The Best:
Sushi rice with soft scrambled eggs, kumquat rice wine dressing, and avocado

The Worst:
Pig ear and tongue nachos

Jennifer Carroll
Chef Jennifer Carroll of Concrete Blonde – New York, NY

The Best:
At Le Bernardin after a long hard Saturday night service we would have Wagyu Fried Rice mixed with all the stations's leftover vegetables and herbs. Then we would add eggs, a lot of ginger, garlic, sriracha, and a few splashes of our special imported Japanese soy sauce. One cook would whip this up while the rest of us cleaned so when we were all finished we could sit down together and celebrate the end of the week. An added bonus was the one ice cold beer we got on Saturday nights.
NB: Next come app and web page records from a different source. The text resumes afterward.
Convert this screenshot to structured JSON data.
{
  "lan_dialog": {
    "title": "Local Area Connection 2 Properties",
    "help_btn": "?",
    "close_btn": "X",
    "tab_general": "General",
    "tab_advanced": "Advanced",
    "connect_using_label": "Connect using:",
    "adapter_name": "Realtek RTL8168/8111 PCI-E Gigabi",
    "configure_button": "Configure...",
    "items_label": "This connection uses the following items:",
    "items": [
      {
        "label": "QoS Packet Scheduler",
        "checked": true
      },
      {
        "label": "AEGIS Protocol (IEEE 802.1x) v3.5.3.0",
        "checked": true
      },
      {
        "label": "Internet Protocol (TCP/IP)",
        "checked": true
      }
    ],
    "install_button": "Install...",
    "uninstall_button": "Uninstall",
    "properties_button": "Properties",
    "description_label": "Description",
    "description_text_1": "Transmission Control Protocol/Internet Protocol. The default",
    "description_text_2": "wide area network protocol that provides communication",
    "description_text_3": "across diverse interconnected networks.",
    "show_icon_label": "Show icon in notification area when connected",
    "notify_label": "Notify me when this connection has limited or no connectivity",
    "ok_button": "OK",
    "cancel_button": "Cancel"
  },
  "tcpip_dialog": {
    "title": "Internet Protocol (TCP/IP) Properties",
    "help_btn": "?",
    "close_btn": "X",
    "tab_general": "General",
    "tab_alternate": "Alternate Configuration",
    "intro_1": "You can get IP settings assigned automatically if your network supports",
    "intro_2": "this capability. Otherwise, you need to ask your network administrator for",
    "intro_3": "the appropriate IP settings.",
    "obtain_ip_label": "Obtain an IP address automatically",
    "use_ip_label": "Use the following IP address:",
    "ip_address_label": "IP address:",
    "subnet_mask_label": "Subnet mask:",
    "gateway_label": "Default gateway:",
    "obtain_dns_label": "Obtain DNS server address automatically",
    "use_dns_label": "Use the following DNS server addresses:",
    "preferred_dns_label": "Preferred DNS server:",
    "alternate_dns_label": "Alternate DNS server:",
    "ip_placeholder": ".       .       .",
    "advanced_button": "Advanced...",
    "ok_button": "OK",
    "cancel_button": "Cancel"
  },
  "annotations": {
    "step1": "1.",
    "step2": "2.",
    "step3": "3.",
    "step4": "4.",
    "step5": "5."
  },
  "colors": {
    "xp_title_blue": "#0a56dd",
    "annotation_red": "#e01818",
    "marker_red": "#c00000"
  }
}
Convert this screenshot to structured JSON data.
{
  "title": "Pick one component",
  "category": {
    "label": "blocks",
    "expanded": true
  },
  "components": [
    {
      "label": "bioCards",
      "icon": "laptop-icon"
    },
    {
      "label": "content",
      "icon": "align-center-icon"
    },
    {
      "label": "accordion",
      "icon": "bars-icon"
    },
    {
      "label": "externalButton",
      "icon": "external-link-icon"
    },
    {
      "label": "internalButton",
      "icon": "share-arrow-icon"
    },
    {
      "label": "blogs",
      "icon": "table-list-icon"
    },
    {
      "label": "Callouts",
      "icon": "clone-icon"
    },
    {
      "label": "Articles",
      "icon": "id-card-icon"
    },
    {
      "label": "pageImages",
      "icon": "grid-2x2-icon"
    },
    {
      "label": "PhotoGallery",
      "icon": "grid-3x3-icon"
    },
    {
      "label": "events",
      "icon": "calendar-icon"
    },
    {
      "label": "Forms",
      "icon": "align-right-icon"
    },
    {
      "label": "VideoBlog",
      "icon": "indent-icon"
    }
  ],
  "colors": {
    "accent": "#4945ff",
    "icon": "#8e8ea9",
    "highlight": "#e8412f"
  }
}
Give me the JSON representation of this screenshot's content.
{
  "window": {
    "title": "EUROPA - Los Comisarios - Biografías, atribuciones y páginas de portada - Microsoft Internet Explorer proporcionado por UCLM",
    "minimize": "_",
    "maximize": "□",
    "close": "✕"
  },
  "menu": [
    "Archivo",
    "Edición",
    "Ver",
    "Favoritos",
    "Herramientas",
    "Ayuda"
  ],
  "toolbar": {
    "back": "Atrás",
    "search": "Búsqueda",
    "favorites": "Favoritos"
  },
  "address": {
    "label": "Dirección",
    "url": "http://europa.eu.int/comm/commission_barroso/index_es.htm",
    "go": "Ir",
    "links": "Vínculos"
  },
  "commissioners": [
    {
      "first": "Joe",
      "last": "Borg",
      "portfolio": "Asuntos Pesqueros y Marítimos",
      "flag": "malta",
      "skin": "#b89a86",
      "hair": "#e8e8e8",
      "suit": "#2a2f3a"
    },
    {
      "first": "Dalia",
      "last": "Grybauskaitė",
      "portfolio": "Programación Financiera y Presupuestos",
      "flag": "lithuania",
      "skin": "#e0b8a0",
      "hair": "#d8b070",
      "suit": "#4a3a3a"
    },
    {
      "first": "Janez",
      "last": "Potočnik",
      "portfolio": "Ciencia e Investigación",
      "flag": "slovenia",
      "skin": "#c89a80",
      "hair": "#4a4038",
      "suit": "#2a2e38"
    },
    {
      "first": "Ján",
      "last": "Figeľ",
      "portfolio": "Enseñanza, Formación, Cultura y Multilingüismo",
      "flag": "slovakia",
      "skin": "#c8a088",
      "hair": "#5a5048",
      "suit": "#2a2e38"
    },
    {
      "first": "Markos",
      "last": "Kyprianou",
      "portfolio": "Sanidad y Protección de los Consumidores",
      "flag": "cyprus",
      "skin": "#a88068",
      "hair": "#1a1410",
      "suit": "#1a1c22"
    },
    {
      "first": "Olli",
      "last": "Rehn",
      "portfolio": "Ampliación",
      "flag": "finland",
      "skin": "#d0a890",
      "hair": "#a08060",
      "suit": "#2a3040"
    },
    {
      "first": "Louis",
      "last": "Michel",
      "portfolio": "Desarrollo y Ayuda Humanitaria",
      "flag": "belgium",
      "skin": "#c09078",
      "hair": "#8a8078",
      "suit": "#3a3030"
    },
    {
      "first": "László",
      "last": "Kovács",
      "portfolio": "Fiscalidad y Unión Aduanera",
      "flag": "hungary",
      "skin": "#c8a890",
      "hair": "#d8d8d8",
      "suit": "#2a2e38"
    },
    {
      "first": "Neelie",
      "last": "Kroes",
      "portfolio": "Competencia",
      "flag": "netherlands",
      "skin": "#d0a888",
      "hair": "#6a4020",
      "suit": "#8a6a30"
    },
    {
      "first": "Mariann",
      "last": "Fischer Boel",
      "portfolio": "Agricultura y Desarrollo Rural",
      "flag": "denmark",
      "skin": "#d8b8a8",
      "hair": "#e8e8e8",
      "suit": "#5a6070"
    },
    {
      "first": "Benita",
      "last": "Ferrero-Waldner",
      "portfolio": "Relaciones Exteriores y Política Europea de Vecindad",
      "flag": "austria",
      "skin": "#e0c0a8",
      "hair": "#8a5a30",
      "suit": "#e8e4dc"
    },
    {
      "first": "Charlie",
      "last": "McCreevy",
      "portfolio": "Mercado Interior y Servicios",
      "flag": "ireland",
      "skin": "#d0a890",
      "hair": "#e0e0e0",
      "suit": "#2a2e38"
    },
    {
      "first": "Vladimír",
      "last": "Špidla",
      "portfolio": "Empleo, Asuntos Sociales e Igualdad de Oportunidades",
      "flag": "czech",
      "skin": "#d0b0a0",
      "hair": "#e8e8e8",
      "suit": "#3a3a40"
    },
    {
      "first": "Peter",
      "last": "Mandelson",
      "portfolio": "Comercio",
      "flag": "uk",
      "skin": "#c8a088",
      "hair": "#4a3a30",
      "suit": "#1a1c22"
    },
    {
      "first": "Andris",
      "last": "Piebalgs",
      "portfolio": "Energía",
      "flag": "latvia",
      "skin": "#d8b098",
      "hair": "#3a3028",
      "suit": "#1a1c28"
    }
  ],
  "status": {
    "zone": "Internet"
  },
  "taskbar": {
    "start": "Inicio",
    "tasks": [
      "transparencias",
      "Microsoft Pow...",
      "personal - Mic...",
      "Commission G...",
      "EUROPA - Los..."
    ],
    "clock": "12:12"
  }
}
Double bonus: anything left over from Michael Laiskonis in the pastry kitchen.

The Worst:
I won't say which hotel, but it was pretty much anything served in their cafeteria. It was almost always leftover, overcooked banquet food. The cereal was even stale half the time. Needless to say I pretty much never ate there.

Dirk Flannigan
2011 Chicago Rising Star Chef Dirk Flanigan of Henri and The Gage – Chicago, IL

The Best:
Not so sure it’s the best, but the staff enjoys when I make Yet Ca Mein with Hard Boiled Eggs, Roasted Pork Belly, Scallions, and Togarashi. They also like when I make Fish Curry.

The Worst:
The Gage had just opened and we were corralling a turkey dinner with peas, skin-on mashed potatoes, and fresh rolls with butter. Everything is going as planned and everyone has a different task, so the job will be completed and the 30 FOH [front of the house] and 20 BOH [back of the house] can eat. I asked one of the new cooks to get some chicken stock onto the sliced, freshly roasted turkey, cover it with foil, and put it into the oven for a few minutes for heating. Food comes up and everyone is like, “Man, the turkey is sweet.” Everyone seems very happy, but then I keep hearing sweet so much that I’m like what the hell is going on. I taste the turkey, and man was it sweet! I ask the cook, “Hey man, please show me the chicken stock you used for the turkey.” We walk into the walk-in, and the ladle is still in it. I say, ”Oh you left your ladle in it. Well you should have read the blue tape that SAYS SIMPLE SYRUP!” So yes the turkey was sweet! And for the rest of the cook’s short tenure at The Gage, he was referred no longer by his name but by “Simple Syrup.” You could imagine: ”Hey Simple Syrup, fire two risotto, four scotch eggs. Simple Syrup, how long on two F and C? Add a poutine to that pick up.”